She said the organisation also offered programmes for these girls' parents and sexual partners.
The Project Hope country director, Rosalia Indongo, said they organised holiday camps for schoolgirls as part of the DREAMS project in December, which were attended by 2 700 girls in Oshikoto.
“We want to convey the correct information on HIV, sexual and reproductive health, and gender-based violence. We expect our adolescent girls and young women to use this information to make informed decisions, such as delaying their sexual debut, which from our assessment is as young as 12 years old,” Indongo said.
“Surely parents and teachers would agree with me that this is a time for our girls to play with dolls, learn household chores and not to have sex.
“We need to reduce the number of teenage pregnancies in our schools, especially in the ages 14 to 18 years old. Many of the 16 schools we are working in were chosen because of their high teenage pregnancies.”
Indongo said the DREAMS project recently established the Safe Spaces afternoon programme, which is mainly aimed at tackling children's personal problems.
“Should a girl find herself unable to avoid sex, we can support her to access sexual reproductive health counselling services and, if possible, family planning.
“It is sad to have a 14-, 15-, 16-, 17- or 18-year-old as a mother. Let us help our girls though the DREAMS programme to reduce this very concerning trend in our country.
“We also want our girls to stay HIV free. The Namibian statistics show that although the epidemic is generally slowing down, new infections in the younger age groups of girls aged 15 to 19 and 20 to 24 show an upward trend.

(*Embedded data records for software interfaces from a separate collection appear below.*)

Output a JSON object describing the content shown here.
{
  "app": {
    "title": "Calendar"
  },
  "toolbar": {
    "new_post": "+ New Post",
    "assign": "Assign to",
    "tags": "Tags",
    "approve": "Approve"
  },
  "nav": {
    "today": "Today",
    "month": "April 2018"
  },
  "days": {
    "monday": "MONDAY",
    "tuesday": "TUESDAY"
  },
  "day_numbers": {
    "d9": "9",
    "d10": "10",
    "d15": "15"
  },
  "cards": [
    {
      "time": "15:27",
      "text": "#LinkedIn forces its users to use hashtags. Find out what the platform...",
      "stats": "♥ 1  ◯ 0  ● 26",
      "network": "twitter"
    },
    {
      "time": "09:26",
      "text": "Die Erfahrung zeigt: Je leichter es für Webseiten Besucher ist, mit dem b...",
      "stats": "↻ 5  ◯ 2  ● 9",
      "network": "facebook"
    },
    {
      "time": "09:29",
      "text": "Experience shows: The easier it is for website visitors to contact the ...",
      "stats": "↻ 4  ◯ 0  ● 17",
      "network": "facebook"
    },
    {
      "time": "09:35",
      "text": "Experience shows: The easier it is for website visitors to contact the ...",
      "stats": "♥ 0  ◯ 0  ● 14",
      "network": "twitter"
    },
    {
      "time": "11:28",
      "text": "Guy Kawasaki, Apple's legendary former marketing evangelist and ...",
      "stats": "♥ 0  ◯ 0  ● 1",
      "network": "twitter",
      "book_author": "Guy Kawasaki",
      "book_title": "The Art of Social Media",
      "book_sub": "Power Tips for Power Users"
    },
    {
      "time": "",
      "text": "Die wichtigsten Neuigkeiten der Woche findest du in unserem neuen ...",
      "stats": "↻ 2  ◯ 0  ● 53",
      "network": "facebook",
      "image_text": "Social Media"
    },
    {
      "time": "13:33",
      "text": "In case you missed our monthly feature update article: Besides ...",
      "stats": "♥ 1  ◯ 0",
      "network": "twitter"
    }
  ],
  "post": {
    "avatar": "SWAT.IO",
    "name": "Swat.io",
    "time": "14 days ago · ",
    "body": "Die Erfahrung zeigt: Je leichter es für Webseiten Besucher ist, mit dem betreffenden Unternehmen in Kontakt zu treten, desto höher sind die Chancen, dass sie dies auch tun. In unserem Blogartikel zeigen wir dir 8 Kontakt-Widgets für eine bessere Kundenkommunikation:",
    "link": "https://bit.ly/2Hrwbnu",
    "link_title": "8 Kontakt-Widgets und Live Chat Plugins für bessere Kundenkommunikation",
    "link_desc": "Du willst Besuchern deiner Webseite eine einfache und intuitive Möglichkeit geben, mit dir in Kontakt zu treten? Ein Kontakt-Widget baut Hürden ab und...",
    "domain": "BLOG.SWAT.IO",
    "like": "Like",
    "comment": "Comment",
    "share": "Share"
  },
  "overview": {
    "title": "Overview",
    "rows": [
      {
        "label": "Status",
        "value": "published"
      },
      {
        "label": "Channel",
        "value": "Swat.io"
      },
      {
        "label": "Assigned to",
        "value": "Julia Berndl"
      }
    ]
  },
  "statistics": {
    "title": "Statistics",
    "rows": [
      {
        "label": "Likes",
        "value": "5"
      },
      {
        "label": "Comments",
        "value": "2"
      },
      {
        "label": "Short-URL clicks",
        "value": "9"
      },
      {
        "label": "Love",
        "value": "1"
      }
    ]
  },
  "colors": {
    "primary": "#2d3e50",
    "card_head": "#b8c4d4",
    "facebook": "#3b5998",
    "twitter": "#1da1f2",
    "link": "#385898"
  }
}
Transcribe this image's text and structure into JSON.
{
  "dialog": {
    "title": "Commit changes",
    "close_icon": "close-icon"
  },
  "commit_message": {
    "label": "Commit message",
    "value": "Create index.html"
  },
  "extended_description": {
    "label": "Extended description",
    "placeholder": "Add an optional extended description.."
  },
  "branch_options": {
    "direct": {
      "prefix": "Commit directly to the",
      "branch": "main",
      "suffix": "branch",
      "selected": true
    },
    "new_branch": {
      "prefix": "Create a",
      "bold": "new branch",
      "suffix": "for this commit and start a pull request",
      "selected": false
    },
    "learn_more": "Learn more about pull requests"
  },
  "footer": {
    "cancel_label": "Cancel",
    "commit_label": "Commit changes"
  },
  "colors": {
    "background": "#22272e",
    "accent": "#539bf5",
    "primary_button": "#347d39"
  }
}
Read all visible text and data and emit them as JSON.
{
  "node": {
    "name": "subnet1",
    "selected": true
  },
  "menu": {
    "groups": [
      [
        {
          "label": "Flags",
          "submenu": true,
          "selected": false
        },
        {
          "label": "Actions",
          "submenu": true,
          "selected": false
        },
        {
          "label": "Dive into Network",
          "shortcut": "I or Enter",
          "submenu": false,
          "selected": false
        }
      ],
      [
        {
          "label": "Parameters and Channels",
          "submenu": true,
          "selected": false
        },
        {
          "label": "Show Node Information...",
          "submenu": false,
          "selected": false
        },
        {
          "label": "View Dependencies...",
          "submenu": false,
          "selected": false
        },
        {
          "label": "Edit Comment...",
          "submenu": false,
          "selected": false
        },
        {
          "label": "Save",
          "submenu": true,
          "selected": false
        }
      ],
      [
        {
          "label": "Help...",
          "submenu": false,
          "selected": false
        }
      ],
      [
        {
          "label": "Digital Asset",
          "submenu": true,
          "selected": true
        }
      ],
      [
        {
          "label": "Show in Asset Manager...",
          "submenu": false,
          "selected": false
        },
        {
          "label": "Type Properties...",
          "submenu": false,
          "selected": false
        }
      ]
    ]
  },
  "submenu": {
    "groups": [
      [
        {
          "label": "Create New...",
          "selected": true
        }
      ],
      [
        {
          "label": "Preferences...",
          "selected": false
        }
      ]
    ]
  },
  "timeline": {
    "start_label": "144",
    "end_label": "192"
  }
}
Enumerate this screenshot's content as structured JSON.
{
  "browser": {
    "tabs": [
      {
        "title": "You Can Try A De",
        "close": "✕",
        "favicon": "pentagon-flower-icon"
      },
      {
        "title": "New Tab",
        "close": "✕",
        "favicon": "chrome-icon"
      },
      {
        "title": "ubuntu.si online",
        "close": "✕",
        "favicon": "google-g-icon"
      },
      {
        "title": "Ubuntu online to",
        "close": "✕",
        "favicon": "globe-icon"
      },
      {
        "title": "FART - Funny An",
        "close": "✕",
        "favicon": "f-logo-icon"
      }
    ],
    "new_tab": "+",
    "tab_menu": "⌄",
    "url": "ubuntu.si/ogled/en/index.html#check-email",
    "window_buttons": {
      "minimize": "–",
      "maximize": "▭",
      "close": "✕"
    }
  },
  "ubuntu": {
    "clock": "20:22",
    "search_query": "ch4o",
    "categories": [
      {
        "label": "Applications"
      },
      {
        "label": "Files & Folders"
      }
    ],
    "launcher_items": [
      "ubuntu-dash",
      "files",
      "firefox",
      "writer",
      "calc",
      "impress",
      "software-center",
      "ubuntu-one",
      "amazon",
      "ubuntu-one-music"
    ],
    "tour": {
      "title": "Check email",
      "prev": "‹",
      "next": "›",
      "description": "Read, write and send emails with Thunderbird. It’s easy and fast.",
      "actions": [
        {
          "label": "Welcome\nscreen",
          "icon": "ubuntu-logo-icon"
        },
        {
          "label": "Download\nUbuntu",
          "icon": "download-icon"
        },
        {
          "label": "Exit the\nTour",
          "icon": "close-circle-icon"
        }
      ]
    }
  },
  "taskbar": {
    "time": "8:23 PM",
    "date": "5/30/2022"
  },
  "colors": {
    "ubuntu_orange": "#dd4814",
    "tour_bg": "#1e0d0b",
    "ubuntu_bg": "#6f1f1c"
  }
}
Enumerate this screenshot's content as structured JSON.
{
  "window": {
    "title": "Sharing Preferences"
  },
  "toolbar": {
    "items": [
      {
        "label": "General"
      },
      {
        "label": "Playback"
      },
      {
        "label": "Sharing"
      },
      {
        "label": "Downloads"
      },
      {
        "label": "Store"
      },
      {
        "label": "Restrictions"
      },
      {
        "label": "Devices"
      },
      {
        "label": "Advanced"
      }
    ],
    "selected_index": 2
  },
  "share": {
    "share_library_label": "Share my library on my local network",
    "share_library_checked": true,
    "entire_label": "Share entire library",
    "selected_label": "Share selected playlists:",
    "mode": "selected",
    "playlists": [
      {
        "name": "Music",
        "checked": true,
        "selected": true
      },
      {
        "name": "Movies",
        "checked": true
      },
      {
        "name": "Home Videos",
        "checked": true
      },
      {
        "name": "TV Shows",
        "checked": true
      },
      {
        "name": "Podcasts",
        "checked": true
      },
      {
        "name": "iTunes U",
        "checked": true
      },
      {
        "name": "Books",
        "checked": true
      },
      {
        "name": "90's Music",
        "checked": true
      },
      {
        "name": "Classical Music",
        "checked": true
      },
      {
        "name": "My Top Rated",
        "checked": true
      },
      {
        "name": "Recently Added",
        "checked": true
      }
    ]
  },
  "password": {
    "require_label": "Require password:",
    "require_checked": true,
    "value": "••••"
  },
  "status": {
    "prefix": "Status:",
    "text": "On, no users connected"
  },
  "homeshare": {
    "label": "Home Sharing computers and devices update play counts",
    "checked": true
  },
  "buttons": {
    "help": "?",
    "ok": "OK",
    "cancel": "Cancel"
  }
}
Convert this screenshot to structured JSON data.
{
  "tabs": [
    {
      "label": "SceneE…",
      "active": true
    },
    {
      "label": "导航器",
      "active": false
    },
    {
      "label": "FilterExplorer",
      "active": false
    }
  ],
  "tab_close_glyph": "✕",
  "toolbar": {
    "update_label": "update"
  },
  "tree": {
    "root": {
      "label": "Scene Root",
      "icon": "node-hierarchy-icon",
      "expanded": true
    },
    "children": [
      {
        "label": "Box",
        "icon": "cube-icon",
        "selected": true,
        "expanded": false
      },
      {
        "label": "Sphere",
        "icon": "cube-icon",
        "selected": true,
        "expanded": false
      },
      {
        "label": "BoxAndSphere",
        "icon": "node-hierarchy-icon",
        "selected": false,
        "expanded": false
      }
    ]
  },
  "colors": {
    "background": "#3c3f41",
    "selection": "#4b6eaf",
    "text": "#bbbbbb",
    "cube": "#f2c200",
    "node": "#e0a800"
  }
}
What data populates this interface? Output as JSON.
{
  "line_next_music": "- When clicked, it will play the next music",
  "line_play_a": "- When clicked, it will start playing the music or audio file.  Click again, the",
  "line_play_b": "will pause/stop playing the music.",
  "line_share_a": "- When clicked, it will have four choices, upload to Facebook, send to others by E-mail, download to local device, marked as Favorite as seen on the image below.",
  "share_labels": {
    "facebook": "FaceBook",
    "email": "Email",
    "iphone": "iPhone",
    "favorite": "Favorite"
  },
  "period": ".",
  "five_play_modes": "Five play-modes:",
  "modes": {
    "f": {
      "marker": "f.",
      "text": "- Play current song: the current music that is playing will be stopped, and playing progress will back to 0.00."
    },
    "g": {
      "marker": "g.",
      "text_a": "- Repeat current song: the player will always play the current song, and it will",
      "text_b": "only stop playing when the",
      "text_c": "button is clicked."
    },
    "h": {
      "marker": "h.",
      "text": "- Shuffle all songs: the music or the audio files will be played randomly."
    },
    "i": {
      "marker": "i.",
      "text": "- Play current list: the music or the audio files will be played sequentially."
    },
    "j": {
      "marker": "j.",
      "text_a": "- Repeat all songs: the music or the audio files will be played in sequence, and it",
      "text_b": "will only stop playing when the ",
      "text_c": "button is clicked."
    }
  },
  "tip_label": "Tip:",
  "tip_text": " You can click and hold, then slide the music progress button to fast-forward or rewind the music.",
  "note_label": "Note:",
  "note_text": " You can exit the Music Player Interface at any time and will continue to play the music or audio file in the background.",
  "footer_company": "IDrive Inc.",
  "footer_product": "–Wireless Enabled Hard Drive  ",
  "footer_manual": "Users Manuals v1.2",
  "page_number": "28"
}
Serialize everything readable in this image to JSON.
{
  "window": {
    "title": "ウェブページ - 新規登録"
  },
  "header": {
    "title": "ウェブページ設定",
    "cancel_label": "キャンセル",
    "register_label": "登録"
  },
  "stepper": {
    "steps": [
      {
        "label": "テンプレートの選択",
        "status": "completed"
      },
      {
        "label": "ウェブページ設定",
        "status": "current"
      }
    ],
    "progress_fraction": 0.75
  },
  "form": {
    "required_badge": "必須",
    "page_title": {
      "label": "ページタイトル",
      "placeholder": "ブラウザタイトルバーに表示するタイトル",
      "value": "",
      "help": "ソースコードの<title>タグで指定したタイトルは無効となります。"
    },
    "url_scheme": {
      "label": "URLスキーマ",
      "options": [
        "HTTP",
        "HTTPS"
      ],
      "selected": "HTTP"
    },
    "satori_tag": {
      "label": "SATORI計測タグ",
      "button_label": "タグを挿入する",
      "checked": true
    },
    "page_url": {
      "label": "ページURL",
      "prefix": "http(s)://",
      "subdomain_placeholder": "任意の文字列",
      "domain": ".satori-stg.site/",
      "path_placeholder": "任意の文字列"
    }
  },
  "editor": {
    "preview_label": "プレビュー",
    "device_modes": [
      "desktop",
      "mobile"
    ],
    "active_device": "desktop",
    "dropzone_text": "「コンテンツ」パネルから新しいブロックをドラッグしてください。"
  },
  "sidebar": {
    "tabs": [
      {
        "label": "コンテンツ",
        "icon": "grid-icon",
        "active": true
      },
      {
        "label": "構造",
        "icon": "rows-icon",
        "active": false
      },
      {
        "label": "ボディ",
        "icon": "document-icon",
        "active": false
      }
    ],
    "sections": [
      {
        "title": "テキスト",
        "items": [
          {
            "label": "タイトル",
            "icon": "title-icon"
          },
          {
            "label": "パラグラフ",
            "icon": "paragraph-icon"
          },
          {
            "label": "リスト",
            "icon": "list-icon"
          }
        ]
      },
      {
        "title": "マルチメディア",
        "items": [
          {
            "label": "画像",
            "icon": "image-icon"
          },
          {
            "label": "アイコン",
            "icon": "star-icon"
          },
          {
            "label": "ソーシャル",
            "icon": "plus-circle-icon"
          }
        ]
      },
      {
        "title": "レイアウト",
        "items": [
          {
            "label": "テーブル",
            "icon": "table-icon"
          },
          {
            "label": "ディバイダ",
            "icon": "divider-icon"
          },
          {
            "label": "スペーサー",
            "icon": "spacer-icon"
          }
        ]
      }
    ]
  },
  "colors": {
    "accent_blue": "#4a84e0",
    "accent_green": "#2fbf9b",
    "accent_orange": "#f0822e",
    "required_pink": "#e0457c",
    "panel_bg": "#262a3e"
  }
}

“The DREAMS programme is here to support the reversal of this trend,” she added.
The DREAMS programme has been implemented in the Khomas, Oshikoto and Zambezi regions.
The project is led by Project Hope Namibia and supported by IntraHealth, LifeLine/ChildLine, Star for Life, the Namibia Planned Parenthood Association (NAPPA), Project Hope US and the Namibia University of Science and Technology (Nust).
It is funded by the US President's Emergency Plan for AIDS Relief (PEPFAR) through the United States Agency for International Development (USAID).
Indongo said they expected to reach 27 000 schoolgirls this year alone. Indongo thanked the ministry of education, regional councils, traditional leaders and parents for making it possible for Project Hope Namibia and its partners to ensure the smooth implementation of activities both in school and at community level.